Barack Obama is introducing a bill to put a cap on the number of forces in Iraq, and here’s a question for you. Do yousuppose the Illinois senator is doing it because he stayed up late at night puzzling over military strategy and the history of warfare and determined that it is a nifty idea to conduct combat legislatively, or do you suppose something else is at play?
Maybe, just maybe, his decision to attempt direct intervention in the sorts of decisions ordinarily left up to the generals in the field, the Pentagon and the commander in chief has more to do with studying public opinion surveys and pondering what it might take to win the Democratic nomination for president in 2008.
Even if you grant — as I do — that this expositor of even-handed, moderate, nonideological approaches to issues genuinely believes the war an unjustifiable horror, he surely can’t believe it appropriate for Congress to dictate troop levels. If he does, what does that say about his theme of finding a unifying middle way in the construction of policies?
He himself said in remarks on the Senate floor that Congress should not micromanage war, pushing one toward the conclusion that, for him, the middle way is having it both ways, doing what he simultaneously says you shouldn’t do and thereby making everyone happy except for those who notice the contradiction.
For all this political maneuvering by a supposed nonpolitician, Obama lagged behind Sen. Hillary Clinton, who voted for and has mostly supported this war but has gradually been falling in line with poll results, and who recently journeyed to Iraq preparatory to announcing her own troop-cap proposal.

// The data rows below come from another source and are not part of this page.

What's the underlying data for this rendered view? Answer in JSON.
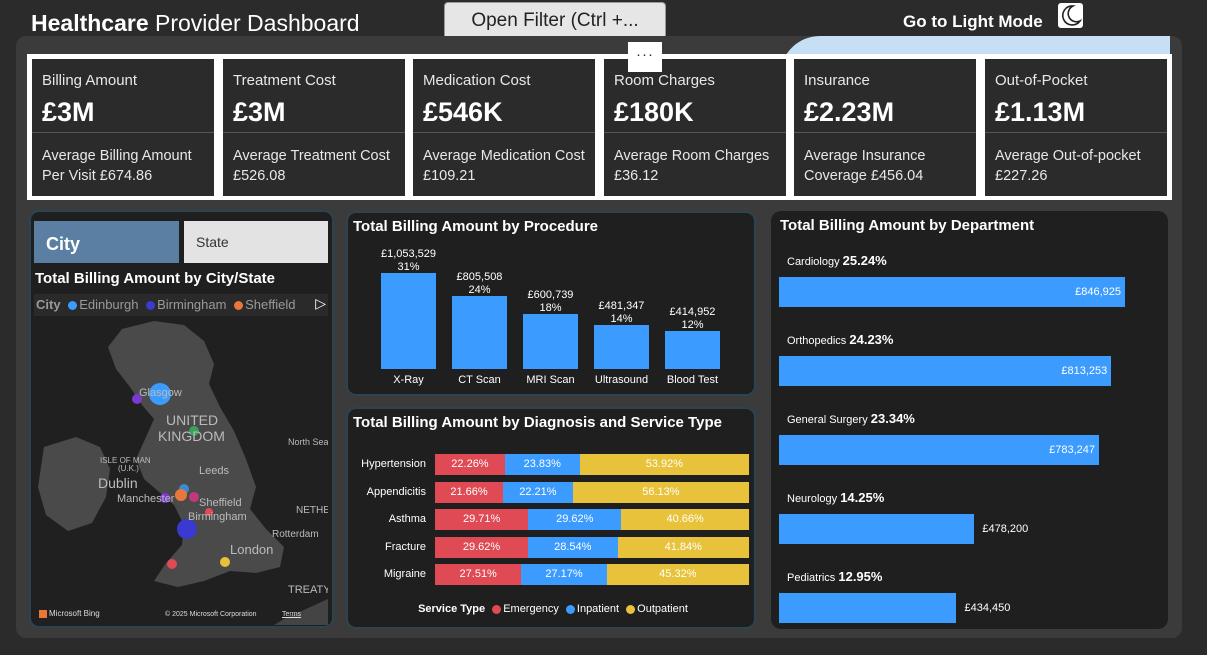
{
  "header": {
    "title_bold": "Healthcare",
    "title_rest": " Provider Dashboard",
    "filter_button": "Open Filter (Ctrl +...",
    "more_options": "···",
    "light_mode": "Go to Light Mode",
    "light_mode_icon": "moon-icon"
  },
  "kpis": [
    {
      "label": "Billing Amount",
      "value": "£3M",
      "avg": "Average Billing Amount Per Visit £674.86"
    },
    {
      "label": "Treatment Cost",
      "value": "£3M",
      "avg": "Average Treatment Cost £526.08"
    },
    {
      "label": "Medication Cost",
      "value": "£546K",
      "avg": "Average Medication Cost £109.21"
    },
    {
      "label": "Room Charges",
      "value": "£180K",
      "avg": "Average Room Charges £36.12"
    },
    {
      "label": "Insurance",
      "value": "£2.23M",
      "avg": "Average Insurance Coverage £456.04"
    },
    {
      "label": "Out-of-Pocket",
      "value": "£1.13M",
      "avg": "Average Out-of-pocket £227.26"
    }
  ],
  "map_panel": {
    "slicer_city": "City",
    "slicer_state": "State",
    "title": "Total Billing Amount by City/State",
    "legend_title": "City",
    "legend": [
      {
        "name": "Edinburgh",
        "color": "#3b9bff"
      },
      {
        "name": "Birmingham",
        "color": "#3a3ad0"
      },
      {
        "name": "Sheffield",
        "color": "#e8773a"
      }
    ],
    "labels": {
      "glasgow": "Glasgow",
      "uk1": "UNITED",
      "uk2": "KINGDOM",
      "isle1": "ISLE OF MAN",
      "isle2": "(U.K.)",
      "dublin": "Dublin",
      "manchester": "Manchester",
      "leeds": "Leeds",
      "sheffield": "Sheffield",
      "birmingham": "Birmingham",
      "london": "London",
      "northsea": "North Sea",
      "neth": "NETHE",
      "rotterdam": "Rotterdam",
      "treaty": "TREATY",
      "bing": "Microsoft Bing",
      "copyright": "© 2025 Microsoft Corporation",
      "terms": "Terms"
    }
  },
  "procedure_panel": {
    "title": "Total Billing Amount by Procedure"
  },
  "diagnosis_panel": {
    "title": "Total Billing Amount by Diagnosis and Service Type",
    "legend_title": "Service Type"
  },
  "department_panel": {
    "title": "Total Billing Amount by Department"
  },
  "chart_data": [
    {
      "type": "bar",
      "title": "Total Billing Amount by Procedure",
      "categories": [
        "X-Ray",
        "CT Scan",
        "MRI Scan",
        "Ultrasound",
        "Blood Test"
      ],
      "values": [
        1053529,
        805508,
        600739,
        481347,
        414952
      ],
      "value_labels": [
        "£1,053,529",
        "£805,508",
        "£600,739",
        "£481,347",
        "£414,952"
      ],
      "percent_labels": [
        "31%",
        "24%",
        "18%",
        "14%",
        "12%"
      ],
      "color": "#3b9bff"
    },
    {
      "type": "bar",
      "orientation": "horizontal",
      "stacked": "100%",
      "title": "Total Billing Amount by Diagnosis and Service Type",
      "categories": [
        "Hypertension",
        "Appendicitis",
        "Asthma",
        "Fracture",
        "Migraine"
      ],
      "series": [
        {
          "name": "Emergency",
          "color": "#e04a55",
          "values": [
            22.26,
            21.66,
            29.71,
            29.62,
            27.51
          ],
          "labels": [
            "22.26%",
            "21.66%",
            "29.71%",
            "29.62%",
            "27.51%"
          ]
        },
        {
          "name": "Inpatient",
          "color": "#3b9bff",
          "values": [
            23.83,
            22.21,
            29.62,
            28.54,
            27.17
          ],
          "labels": [
            "23.83%",
            "22.21%",
            "29.62%",
            "28.54%",
            "27.17%"
          ]
        },
        {
          "name": "Outpatient",
          "color": "#e8c23a",
          "values": [
            53.92,
            56.13,
            40.66,
            41.84,
            45.32
          ],
          "labels": [
            "53.92%",
            "56.13%",
            "40.66%",
            "41.84%",
            "45.32%"
          ]
        }
      ],
      "legend": "bottom"
    },
    {
      "type": "bar",
      "orientation": "horizontal",
      "title": "Total Billing Amount by Department",
      "categories": [
        "Cardiology",
        "Orthopedics",
        "General Surgery",
        "Neurology",
        "Pediatrics"
      ],
      "percent_labels": [
        "25.24%",
        "24.23%",
        "23.34%",
        "14.25%",
        "12.95%"
      ],
      "values": [
        846925,
        813253,
        783247,
        478200,
        434450
      ],
      "value_labels": [
        "£846,925",
        "£813,253",
        "£783,247",
        "£478,200",
        "£434,450"
      ],
      "color": "#3b9bff"
    }
  ]
}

Clinton still has not gone as far as Obama, who wants a phased withdrawal from Iraq, or as another announced Democratic candidate, John Edwards, who says we should bring the troops home now, immediately, today. None of these three strikes me as being sufficiently serious about a very serious matter, but least of all Edwards, whose presidential ambitions outweigh any informed or caring sense of what a precipitous retreat could mean.
No, for national-security seriousness, you have to turn to someone like Republican Sen. John McCain, who is supporting President Bush in his plans to increase our troop presence. From what I have read, McCain knows his enthusiasm for an alternative to virtual surrender might cost him any chance he has to be president, and isn’t happy about it, but would be less happy still if he abandoned his integrity in the cause of opening doors for terrorists.
Nor should we forget Sen. Joe Lieberman, returning to the Senate as an independent, who recently had this to say in an interview in the Wall Street Journal: "If we leave [Iraq], the place collapses. And it’s more than civil war, it’s ethnic cleansing. The Iranians come in and dominate a good chunk of the country. Al-Qaida takes over a good part and uses it as a base. ... And then the same group of people who attacked us on 9/11, they achieve a victory, and they will use that victory to strike at us again."
Not exactly minor considerations.
Examiner columnist Jay Ambrose is a former editor of two daily newspapers. He may be reached at SpeaktoJay@aol.com
Decades ago, I was a reporter in Albany, N.Y., working for a newspaper at the foot of a hill that could be ascended only with huffing, puffing, knee endangerment and sweat unless you employed a trick.